== Dataset rows describing interfaces ==

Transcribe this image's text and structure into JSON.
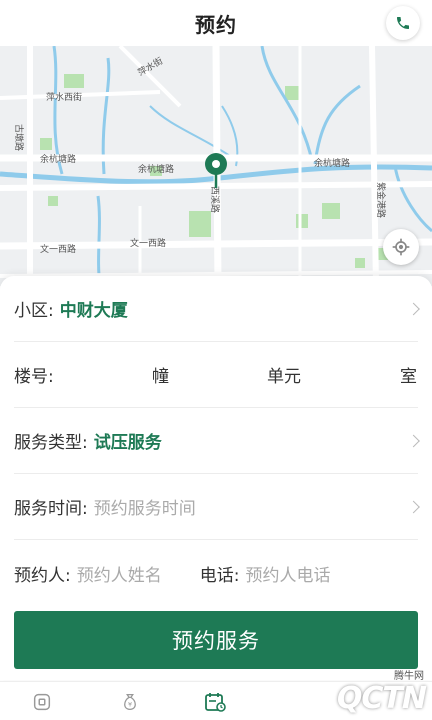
{
  "header": {
    "title": "预约",
    "phone_icon": "phone-icon"
  },
  "map": {
    "labels": {
      "pingshui": "萍水西街",
      "pingshui2": "萍水街",
      "gufang": "古墩路",
      "yuhang_w": "余杭塘路",
      "yuhang_m": "余杭塘路",
      "yuhang_e": "余杭塘路",
      "wenyi_w": "文一西路",
      "wenyi_m": "文一西路",
      "xiba": "西溪路",
      "huanggong": "紫金港路"
    },
    "pin_color": "#1e7a55",
    "locate_icon": "crosshair-icon"
  },
  "form": {
    "community": {
      "label": "小区:",
      "value": "中财大厦"
    },
    "building": {
      "label": "楼号:",
      "unit1": "幢",
      "unit2": "单元",
      "unit3": "室"
    },
    "service_type": {
      "label": "服务类型:",
      "value": "试压服务"
    },
    "service_time": {
      "label": "服务时间:",
      "placeholder": "预约服务时间"
    },
    "contact": {
      "label": "预约人:",
      "placeholder": "预约人姓名",
      "phone_label": "电话:",
      "phone_placeholder": "预约人电话"
    },
    "submit_label": "预约服务"
  },
  "tabbar": {
    "items": [
      "home-icon",
      "money-bag-icon",
      "calendar-icon"
    ]
  },
  "watermark": {
    "logo": "QCTN",
    "cn": "腾牛网"
  },
  "colors": {
    "accent": "#1e7a55"
  }
}
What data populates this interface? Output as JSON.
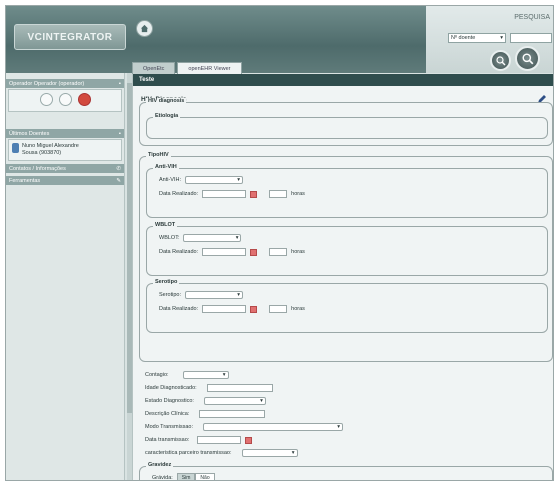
{
  "header": {
    "logo": "VCINTEGRATOR",
    "search_link": "PESQUISA",
    "service_select": "Nº doente",
    "tabs": [
      "OpenEtc",
      "openEHR Viewer"
    ]
  },
  "sidebar": {
    "operator_section": "Operador Operador (operador)",
    "recent_section": "Últimos Doentes",
    "patient": [
      "Nuno Miguel Alexandre",
      "Sousa (903870)"
    ],
    "contacts_section": "Contatos / Informações",
    "tools_section": "Ferramentas"
  },
  "main": {
    "title": "Teste",
    "form_title": "HIV_Diagnosis",
    "hiv_diagnosis_legend": "HIV diagnosis",
    "etiologia": "Etiologia",
    "tipo_hiv_legend": "TipoHIV",
    "groups": [
      {
        "legend": "Anti-VIH",
        "sel_label": "Anti-VIH:",
        "date_label": "Data Realizado:",
        "hours": "horas"
      },
      {
        "legend": "WBLOT",
        "sel_label": "WBLOT:",
        "date_label": "Data Realizado:",
        "hours": "horas"
      },
      {
        "legend": "Serotipo",
        "sel_label": "Serotipo:",
        "date_label": "Data Realizado:",
        "hours": "horas"
      }
    ],
    "fields": {
      "contagio": "Contagio:",
      "idade": "Idade Diagnosticado:",
      "estado": "Estado Diagnostico:",
      "descricao": "Descrição Clínica:",
      "modo": "Modo Transmissao:",
      "data_transmissao": "Data transmissao:",
      "caracteristica": "caracteristica parceiro transmissao:"
    },
    "gravidez_legend": "Gravidez",
    "gravidez_label": "Grávida:",
    "gravidez_options": [
      "Sim",
      "Não"
    ]
  }
}
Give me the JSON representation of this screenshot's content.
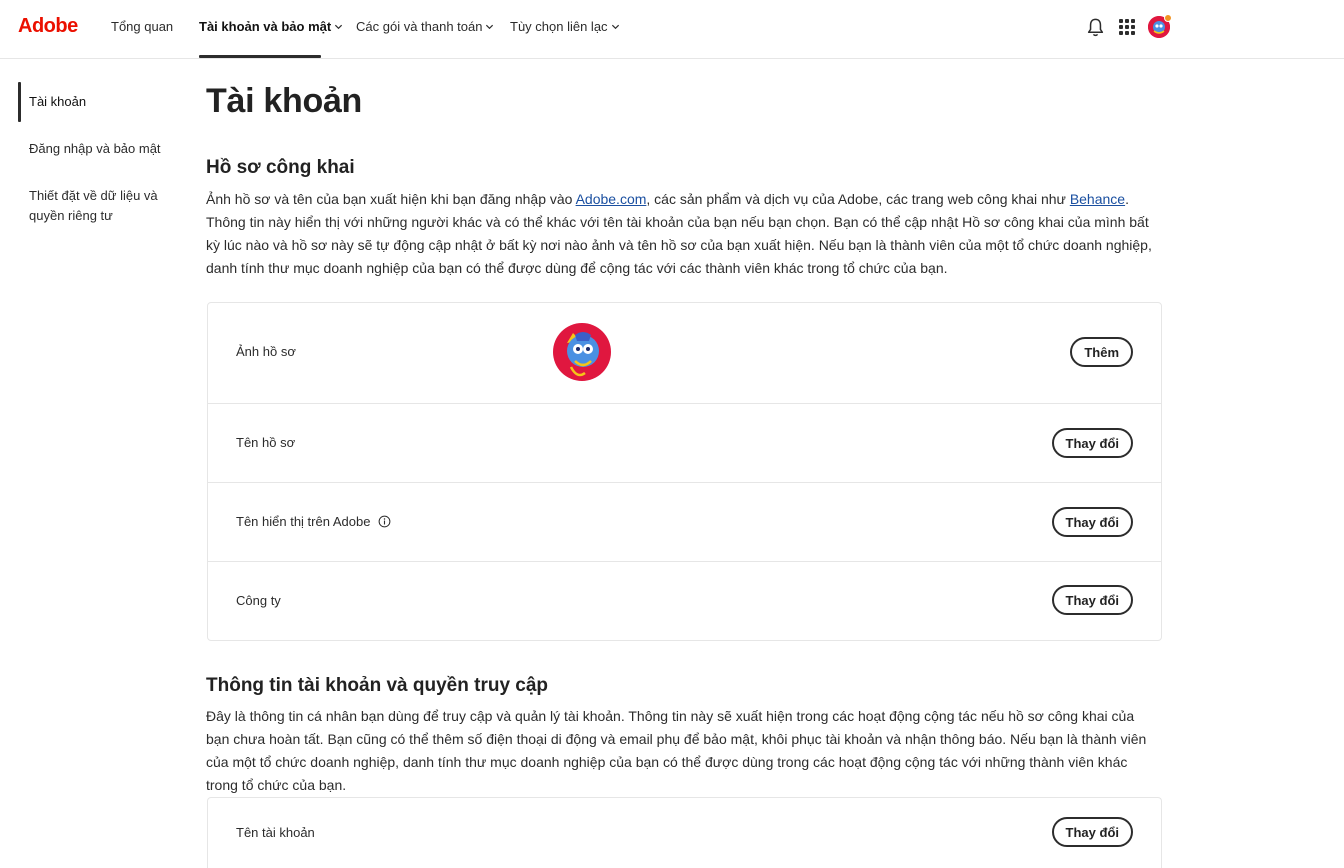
{
  "brand": {
    "logo_text": "Adobe",
    "accent": "#eb1000"
  },
  "nav": {
    "items": [
      {
        "label": "Tổng quan"
      },
      {
        "label": "Tài khoản và bảo mật",
        "active": true
      },
      {
        "label": "Các gói và thanh toán"
      },
      {
        "label": "Tùy chọn liên lạc"
      }
    ],
    "icons": [
      "bell-icon",
      "apps-grid-icon",
      "user-avatar"
    ]
  },
  "sidebar": {
    "items": [
      {
        "label": "Tài khoản",
        "active": true
      },
      {
        "label": "Đăng nhập và bảo mật"
      },
      {
        "label": "Thiết đặt về dữ liệu và quyền riêng tư"
      }
    ]
  },
  "main": {
    "title": "Tài khoản",
    "public_profile": {
      "heading": "Hồ sơ công khai",
      "desc_1": "Ảnh hồ sơ và tên của bạn xuất hiện khi bạn đăng nhập vào ",
      "link_adobe": "Adobe.com",
      "desc_2": ", các sản phẩm và dịch vụ của Adobe, các trang web công khai như ",
      "link_behance": "Behance",
      "desc_3": ". Thông tin này hiển thị với những người khác và có thể khác với tên tài khoản của bạn nếu bạn chọn. Bạn có thể cập nhật Hồ sơ công khai của mình bất kỳ lúc nào và hồ sơ này sẽ tự động cập nhật ở bất kỳ nơi nào ảnh và tên hồ sơ của bạn xuất hiện. Nếu bạn là thành viên của một tổ chức doanh nghiệp, danh tính thư mục doanh nghiệp của bạn có thể được dùng để cộng tác với các thành viên khác trong tổ chức của bạn.",
      "rows": [
        {
          "label": "Ảnh hồ sơ",
          "button": "Thêm"
        },
        {
          "label": "Tên hồ sơ",
          "button": "Thay đổi"
        },
        {
          "label": "Tên hiển thị trên Adobe",
          "button": "Thay đổi"
        },
        {
          "label": "Công ty",
          "button": "Thay đổi"
        }
      ]
    },
    "account_info": {
      "heading": "Thông tin tài khoản và quyền truy cập",
      "desc": "Đây là thông tin cá nhân bạn dùng để truy cập và quản lý tài khoản. Thông tin này sẽ xuất hiện trong các hoạt động cộng tác nếu hồ sơ công khai của bạn chưa hoàn tất. Bạn cũng có thể thêm số điện thoại di động và email phụ để bảo mật, khôi phục tài khoản và nhận thông báo. Nếu bạn là thành viên của một tổ chức doanh nghiệp, danh tính thư mục doanh nghiệp của bạn có thể được dùng trong các hoạt động cộng tác với những thành viên khác trong tổ chức của bạn.",
      "rows": [
        {
          "label": "Tên tài khoản",
          "button": "Thay đổi"
        }
      ]
    }
  }
}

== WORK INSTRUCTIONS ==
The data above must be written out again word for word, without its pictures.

== REPLY TO THE TASK ==
Transcribe this image's text and structure into JSON.
{
  "header": {
    "title": "预约",
    "phone_icon": "phone-icon"
  },
  "map": {
    "labels": {
      "pingshui": "萍水西街",
      "pingshui2": "萍水街",
      "gufang": "古墩路",
      "yuhang_w": "余杭塘路",
      "yuhang_m": "余杭塘路",
      "yuhang_e": "余杭塘路",
      "wenyi_w": "文一西路",
      "wenyi_m": "文一西路",
      "xiba": "西溪路",
      "huanggong": "紫金港路"
    },
    "pin_color": "#1e7a55",
    "locate_icon": "crosshair-icon"
  },
  "form": {
    "community": {
      "label": "小区:",
      "value": "中财大厦"
    },
    "building": {
      "label": "楼号:",
      "unit1": "幢",
      "unit2": "单元",
      "unit3": "室"
    },
    "service_type": {
      "label": "服务类型:",
      "value": "试压服务"
    },
    "service_time": {
      "label": "服务时间:",
      "placeholder": "预约服务时间"
    },
    "contact": {
      "label": "预约人:",
      "placeholder": "预约人姓名",
      "phone_label": "电话:",
      "phone_placeholder": "预约人电话"
    },
    "submit_label": "预约服务"
  },
  "tabbar": {
    "items": [
      "home-icon",
      "money-bag-icon",
      "calendar-icon"
    ]
  },
  "watermark": {
    "logo": "QCTN",
    "cn": "腾牛网"
  },
  "colors": {
    "accent": "#1e7a55"
  }
}
What data populates this interface? Output as JSON.
{
  "header": {
    "logo": "VCINTEGRATOR",
    "search_link": "PESQUISA",
    "service_select": "Nº doente",
    "tabs": [
      "OpenEtc",
      "openEHR Viewer"
    ]
  },
  "sidebar": {
    "operator_section": "Operador Operador (operador)",
    "recent_section": "Últimos Doentes",
    "patient": [
      "Nuno Miguel Alexandre",
      "Sousa (903870)"
    ],
    "contacts_section": "Contatos / Informações",
    "tools_section": "Ferramentas"
  },
  "main": {
    "title": "Teste",
    "form_title": "HIV_Diagnosis",
    "hiv_diagnosis_legend": "HIV diagnosis",
    "etiologia": "Etiologia",
    "tipo_hiv_legend": "TipoHIV",
    "groups": [
      {
        "legend": "Anti-VIH",
        "sel_label": "Anti-VIH:",
        "date_label": "Data Realizado:",
        "hours": "horas"
      },
      {
        "legend": "WBLOT",
        "sel_label": "WBLOT:",
        "date_label": "Data Realizado:",
        "hours": "horas"
      },
      {
        "legend": "Serotipo",
        "sel_label": "Serotipo:",
        "date_label": "Data Realizado:",
        "hours": "horas"
      }
    ],
    "fields": {
      "contagio": "Contagio:",
      "idade": "Idade Diagnosticado:",
      "estado": "Estado Diagnostico:",
      "descricao": "Descrição Clínica:",
      "modo": "Modo Transmissao:",
      "data_transmissao": "Data transmissao:",
      "caracteristica": "caracteristica parceiro transmissao:"
    },
    "gravidez_legend": "Gravidez",
    "gravidez_label": "Grávida:",
    "gravidez_options": [
      "Sim",
      "Não"
    ]
  }
}
Give me the JSON representation of this screenshot's content.
{
  "brand": {
    "logo_text": "Adobe",
    "accent": "#eb1000"
  },
  "nav": {
    "items": [
      {
        "label": "Tổng quan"
      },
      {
        "label": "Tài khoản và bảo mật",
        "active": true
      },
      {
        "label": "Các gói và thanh toán"
      },
      {
        "label": "Tùy chọn liên lạc"
      }
    ],
    "icons": [
      "bell-icon",
      "apps-grid-icon",
      "user-avatar"
    ]
  },
  "sidebar": {
    "items": [
      {
        "label": "Tài khoản",
        "active": true
      },
      {
        "label": "Đăng nhập và bảo mật"
      },
      {
        "label": "Thiết đặt về dữ liệu và quyền riêng tư"
      }
    ]
  },
  "main": {
    "title": "Tài khoản",
    "public_profile": {
      "heading": "Hồ sơ công khai",
      "desc_1": "Ảnh hồ sơ và tên của bạn xuất hiện khi bạn đăng nhập vào ",
      "link_adobe": "Adobe.com",
      "desc_2": ", các sản phẩm và dịch vụ của Adobe, các trang web công khai như ",
      "link_behance": "Behance",
      "desc_3": ". Thông tin này hiển thị với những người khác và có thể khác với tên tài khoản của bạn nếu bạn chọn. Bạn có thể cập nhật Hồ sơ công khai của mình bất kỳ lúc nào và hồ sơ này sẽ tự động cập nhật ở bất kỳ nơi nào ảnh và tên hồ sơ của bạn xuất hiện. Nếu bạn là thành viên của một tổ chức doanh nghiệp, danh tính thư mục doanh nghiệp của bạn có thể được dùng để cộng tác với các thành viên khác trong tổ chức của bạn.",
      "rows": [
        {
          "label": "Ảnh hồ sơ",
          "button": "Thêm"
        },
        {
          "label": "Tên hồ sơ",
          "button": "Thay đổi"
        },
        {
          "label": "Tên hiển thị trên Adobe",
          "button": "Thay đổi"
        },
        {
          "label": "Công ty",
          "button": "Thay đổi"
        }
      ]
    },
    "account_info": {
      "heading": "Thông tin tài khoản và quyền truy cập",
      "desc": "Đây là thông tin cá nhân bạn dùng để truy cập và quản lý tài khoản. Thông tin này sẽ xuất hiện trong các hoạt động cộng tác nếu hồ sơ công khai của bạn chưa hoàn tất. Bạn cũng có thể thêm số điện thoại di động và email phụ để bảo mật, khôi phục tài khoản và nhận thông báo. Nếu bạn là thành viên của một tổ chức doanh nghiệp, danh tính thư mục doanh nghiệp của bạn có thể được dùng trong các hoạt động cộng tác với những thành viên khác trong tổ chức của bạn.",
      "rows": [
        {
          "label": "Tên tài khoản",
          "button": "Thay đổi"
        }
      ]
    }
  }
}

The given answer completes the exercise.